> **EXERCISE**
Provide an exact reproduction of every entry.

> **RECORDS SUPPLIED**
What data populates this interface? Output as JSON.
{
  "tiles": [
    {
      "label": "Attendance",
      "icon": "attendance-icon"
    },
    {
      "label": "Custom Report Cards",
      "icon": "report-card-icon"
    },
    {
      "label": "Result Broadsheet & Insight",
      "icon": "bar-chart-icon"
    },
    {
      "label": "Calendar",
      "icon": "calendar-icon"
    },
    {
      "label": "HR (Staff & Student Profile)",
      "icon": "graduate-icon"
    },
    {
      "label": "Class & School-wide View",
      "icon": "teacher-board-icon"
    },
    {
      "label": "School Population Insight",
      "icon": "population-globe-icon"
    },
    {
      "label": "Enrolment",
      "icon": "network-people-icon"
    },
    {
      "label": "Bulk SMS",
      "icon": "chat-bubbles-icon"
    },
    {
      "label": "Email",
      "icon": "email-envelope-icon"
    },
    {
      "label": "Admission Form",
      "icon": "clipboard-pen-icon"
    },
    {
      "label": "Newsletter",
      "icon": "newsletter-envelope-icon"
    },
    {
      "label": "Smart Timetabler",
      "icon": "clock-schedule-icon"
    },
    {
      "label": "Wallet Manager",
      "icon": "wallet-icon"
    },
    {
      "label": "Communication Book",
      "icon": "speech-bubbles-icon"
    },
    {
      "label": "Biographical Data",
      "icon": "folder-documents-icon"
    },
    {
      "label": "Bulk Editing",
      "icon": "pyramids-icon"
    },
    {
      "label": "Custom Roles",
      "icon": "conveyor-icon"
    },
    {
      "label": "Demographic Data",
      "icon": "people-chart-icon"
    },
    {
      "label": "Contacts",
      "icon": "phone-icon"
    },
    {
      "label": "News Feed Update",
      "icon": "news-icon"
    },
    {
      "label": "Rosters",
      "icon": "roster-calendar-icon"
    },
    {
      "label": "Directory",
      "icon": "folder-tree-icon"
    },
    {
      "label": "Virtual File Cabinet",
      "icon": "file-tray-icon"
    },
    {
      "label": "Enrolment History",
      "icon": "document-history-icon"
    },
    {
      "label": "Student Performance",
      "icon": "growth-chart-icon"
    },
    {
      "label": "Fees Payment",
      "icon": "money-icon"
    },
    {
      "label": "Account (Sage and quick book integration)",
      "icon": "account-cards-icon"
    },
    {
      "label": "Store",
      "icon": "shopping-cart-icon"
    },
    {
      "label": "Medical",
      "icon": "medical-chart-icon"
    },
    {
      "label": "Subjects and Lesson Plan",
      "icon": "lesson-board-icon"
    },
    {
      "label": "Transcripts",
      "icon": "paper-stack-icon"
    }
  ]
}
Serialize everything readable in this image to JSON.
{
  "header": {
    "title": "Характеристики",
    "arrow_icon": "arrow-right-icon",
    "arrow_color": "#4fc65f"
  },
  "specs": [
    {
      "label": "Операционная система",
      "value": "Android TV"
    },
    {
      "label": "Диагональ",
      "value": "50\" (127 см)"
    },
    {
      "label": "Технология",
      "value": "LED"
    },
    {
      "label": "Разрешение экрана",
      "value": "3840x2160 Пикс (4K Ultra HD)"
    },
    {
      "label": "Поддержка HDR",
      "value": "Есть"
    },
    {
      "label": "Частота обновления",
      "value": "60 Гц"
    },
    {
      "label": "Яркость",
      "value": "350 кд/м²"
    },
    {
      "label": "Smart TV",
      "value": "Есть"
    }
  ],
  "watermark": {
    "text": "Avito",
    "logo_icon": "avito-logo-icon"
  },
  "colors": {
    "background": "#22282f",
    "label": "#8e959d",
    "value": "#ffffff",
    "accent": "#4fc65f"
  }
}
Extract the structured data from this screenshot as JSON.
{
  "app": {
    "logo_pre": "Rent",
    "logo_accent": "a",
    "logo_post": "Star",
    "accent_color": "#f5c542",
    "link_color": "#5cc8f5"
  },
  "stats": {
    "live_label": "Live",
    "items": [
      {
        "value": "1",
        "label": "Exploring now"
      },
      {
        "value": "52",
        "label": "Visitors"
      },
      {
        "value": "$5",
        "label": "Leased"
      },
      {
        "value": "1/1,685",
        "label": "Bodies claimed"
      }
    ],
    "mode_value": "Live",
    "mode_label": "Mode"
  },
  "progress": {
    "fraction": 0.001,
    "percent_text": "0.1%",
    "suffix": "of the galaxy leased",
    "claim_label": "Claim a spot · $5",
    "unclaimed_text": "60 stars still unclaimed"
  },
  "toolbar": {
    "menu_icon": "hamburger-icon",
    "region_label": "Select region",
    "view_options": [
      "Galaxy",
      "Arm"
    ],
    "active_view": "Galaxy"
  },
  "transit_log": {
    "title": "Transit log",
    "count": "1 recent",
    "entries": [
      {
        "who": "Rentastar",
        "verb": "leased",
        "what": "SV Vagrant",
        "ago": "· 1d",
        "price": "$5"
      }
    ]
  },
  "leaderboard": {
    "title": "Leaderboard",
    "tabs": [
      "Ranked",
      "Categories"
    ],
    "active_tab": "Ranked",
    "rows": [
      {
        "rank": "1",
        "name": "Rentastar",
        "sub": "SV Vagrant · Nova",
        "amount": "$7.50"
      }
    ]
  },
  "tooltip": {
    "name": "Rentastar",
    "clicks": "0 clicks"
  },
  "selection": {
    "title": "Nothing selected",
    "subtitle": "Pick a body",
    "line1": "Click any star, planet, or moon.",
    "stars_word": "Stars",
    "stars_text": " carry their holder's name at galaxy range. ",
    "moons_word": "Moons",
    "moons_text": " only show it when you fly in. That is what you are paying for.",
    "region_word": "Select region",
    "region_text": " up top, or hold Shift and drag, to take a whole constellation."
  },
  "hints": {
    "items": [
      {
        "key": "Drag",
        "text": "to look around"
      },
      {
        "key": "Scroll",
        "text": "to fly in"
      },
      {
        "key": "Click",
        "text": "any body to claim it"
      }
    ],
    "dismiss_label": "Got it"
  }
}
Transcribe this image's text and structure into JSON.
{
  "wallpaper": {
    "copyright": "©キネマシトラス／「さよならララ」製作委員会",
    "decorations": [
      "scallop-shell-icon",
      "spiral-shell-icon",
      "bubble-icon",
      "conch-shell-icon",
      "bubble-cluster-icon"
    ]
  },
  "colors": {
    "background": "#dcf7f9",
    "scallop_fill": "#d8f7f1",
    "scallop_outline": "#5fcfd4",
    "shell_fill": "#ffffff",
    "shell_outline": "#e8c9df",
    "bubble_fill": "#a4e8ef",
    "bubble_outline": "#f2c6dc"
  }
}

> **RESULT OF THE EXERCISE**
What data populates this interface? Output as JSON.
{
  "tiles": [
    {
      "label": "Attendance",
      "icon": "attendance-icon"
    },
    {
      "label": "Custom Report Cards",
      "icon": "report-card-icon"
    },
    {
      "label": "Result Broadsheet & Insight",
      "icon": "bar-chart-icon"
    },
    {
      "label": "Calendar",
      "icon": "calendar-icon"
    },
    {
      "label": "HR (Staff & Student Profile)",
      "icon": "graduate-icon"
    },
    {
      "label": "Class & School-wide View",
      "icon": "teacher-board-icon"
    },
    {
      "label": "School Population Insight",
      "icon": "population-globe-icon"
    },
    {
      "label": "Enrolment",
      "icon": "network-people-icon"
    },
    {
      "label": "Bulk SMS",
      "icon": "chat-bubbles-icon"
    },
    {
      "label": "Email",
      "icon": "email-envelope-icon"
    },
    {
      "label": "Admission Form",
      "icon": "clipboard-pen-icon"
    },
    {
      "label": "Newsletter",
      "icon": "newsletter-envelope-icon"
    },
    {
      "label": "Smart Timetabler",
      "icon": "clock-schedule-icon"
    },
    {
      "label": "Wallet Manager",
      "icon": "wallet-icon"
    },
    {
      "label": "Communication Book",
      "icon": "speech-bubbles-icon"
    },
    {
      "label": "Biographical Data",
      "icon": "folder-documents-icon"
    },
    {
      "label": "Bulk Editing",
      "icon": "pyramids-icon"
    },
    {
      "label": "Custom Roles",
      "icon": "conveyor-icon"
    },
    {
      "label": "Demographic Data",
      "icon": "people-chart-icon"
    },
    {
      "label": "Contacts",
      "icon": "phone-icon"
    },
    {
      "label": "News Feed Update",
      "icon": "news-icon"
    },
    {
      "label": "Rosters",
      "icon": "roster-calendar-icon"
    },
    {
      "label": "Directory",
      "icon": "folder-tree-icon"
    },
    {
      "label": "Virtual File Cabinet",
      "icon": "file-tray-icon"
    },
    {
      "label": "Enrolment History",
      "icon": "document-history-icon"
    },
    {
      "label": "Student Performance",
      "icon": "growth-chart-icon"
    },
    {
      "label": "Fees Payment",
      "icon": "money-icon"
    },
    {
      "label": "Account (Sage and quick book integration)",
      "icon": "account-cards-icon"
    },
    {
      "label": "Store",
      "icon": "shopping-cart-icon"
    },
    {
      "label": "Medical",
      "icon": "medical-chart-icon"
    },
    {
      "label": "Subjects and Lesson Plan",
      "icon": "lesson-board-icon"
    },
    {
      "label": "Transcripts",
      "icon": "paper-stack-icon"
    }
  ]
}
Serialize everything readable in this image to JSON.
{
  "header": {
    "title": "Характеристики",
    "arrow_icon": "arrow-right-icon",
    "arrow_color": "#4fc65f"
  },
  "specs": [
    {
      "label": "Операционная система",
      "value": "Android TV"
    },
    {
      "label": "Диагональ",
      "value": "50\" (127 см)"
    },
    {
      "label": "Технология",
      "value": "LED"
    },
    {
      "label": "Разрешение экрана",
      "value": "3840x2160 Пикс (4K Ultra HD)"
    },
    {
      "label": "Поддержка HDR",
      "value": "Есть"
    },
    {
      "label": "Частота обновления",
      "value": "60 Гц"
    },
    {
      "label": "Яркость",
      "value": "350 кд/м²"
    },
    {
      "label": "Smart TV",
      "value": "Есть"
    }
  ],
  "watermark": {
    "text": "Avito",
    "logo_icon": "avito-logo-icon"
  },
  "colors": {
    "background": "#22282f",
    "label": "#8e959d",
    "value": "#ffffff",
    "accent": "#4fc65f"
  }
}
Extract the structured data from this screenshot as JSON.
{
  "app": {
    "logo_pre": "Rent",
    "logo_accent": "a",
    "logo_post": "Star",
    "accent_color": "#f5c542",
    "link_color": "#5cc8f5"
  },
  "stats": {
    "live_label": "Live",
    "items": [
      {
        "value": "1",
        "label": "Exploring now"
      },
      {
        "value": "52",
        "label": "Visitors"
      },
      {
        "value": "$5",
        "label": "Leased"
      },
      {
        "value": "1/1,685",
        "label": "Bodies claimed"
      }
    ],
    "mode_value": "Live",
    "mode_label": "Mode"
  },
  "progress": {
    "fraction": 0.001,
    "percent_text": "0.1%",
    "suffix": "of the galaxy leased",
    "claim_label": "Claim a spot · $5",
    "unclaimed_text": "60 stars still unclaimed"
  },
  "toolbar": {
    "menu_icon": "hamburger-icon",
    "region_label": "Select region",
    "view_options": [
      "Galaxy",
      "Arm"
    ],
    "active_view": "Galaxy"
  },
  "transit_log": {
    "title": "Transit log",
    "count": "1 recent",
    "entries": [
      {
        "who": "Rentastar",
        "verb": "leased",
        "what": "SV Vagrant",
        "ago": "· 1d",
        "price": "$5"
      }
    ]
  },
  "leaderboard": {
    "title": "Leaderboard",
    "tabs": [
      "Ranked",
      "Categories"
    ],
    "active_tab": "Ranked",
    "rows": [
      {
        "rank": "1",
        "name": "Rentastar",
        "sub": "SV Vagrant · Nova",
        "amount": "$7.50"
      }
    ]
  },
  "tooltip": {
    "name": "Rentastar",
    "clicks": "0 clicks"
  },
  "selection": {
    "title": "Nothing selected",
    "subtitle": "Pick a body",
    "line1": "Click any star, planet, or moon.",
    "stars_word": "Stars",
    "stars_text": " carry their holder's name at galaxy range. ",
    "moons_word": "Moons",
    "moons_text": " only show it when you fly in. That is what you are paying for.",
    "region_word": "Select region",
    "region_text": " up top, or hold Shift and drag, to take a whole constellation."
  },
  "hints": {
    "items": [
      {
        "key": "Drag",
        "text": "to look around"
      },
      {
        "key": "Scroll",
        "text": "to fly in"
      },
      {
        "key": "Click",
        "text": "any body to claim it"
      }
    ],
    "dismiss_label": "Got it"
  }
}
Transcribe this image's text and structure into JSON.
{
  "wallpaper": {
    "copyright": "©キネマシトラス／「さよならララ」製作委員会",
    "decorations": [
      "scallop-shell-icon",
      "spiral-shell-icon",
      "bubble-icon",
      "conch-shell-icon",
      "bubble-cluster-icon"
    ]
  },
  "colors": {
    "background": "#dcf7f9",
    "scallop_fill": "#d8f7f1",
    "scallop_outline": "#5fcfd4",
    "shell_fill": "#ffffff",
    "shell_outline": "#e8c9df",
    "bubble_fill": "#a4e8ef",
    "bubble_outline": "#f2c6dc"
  }
}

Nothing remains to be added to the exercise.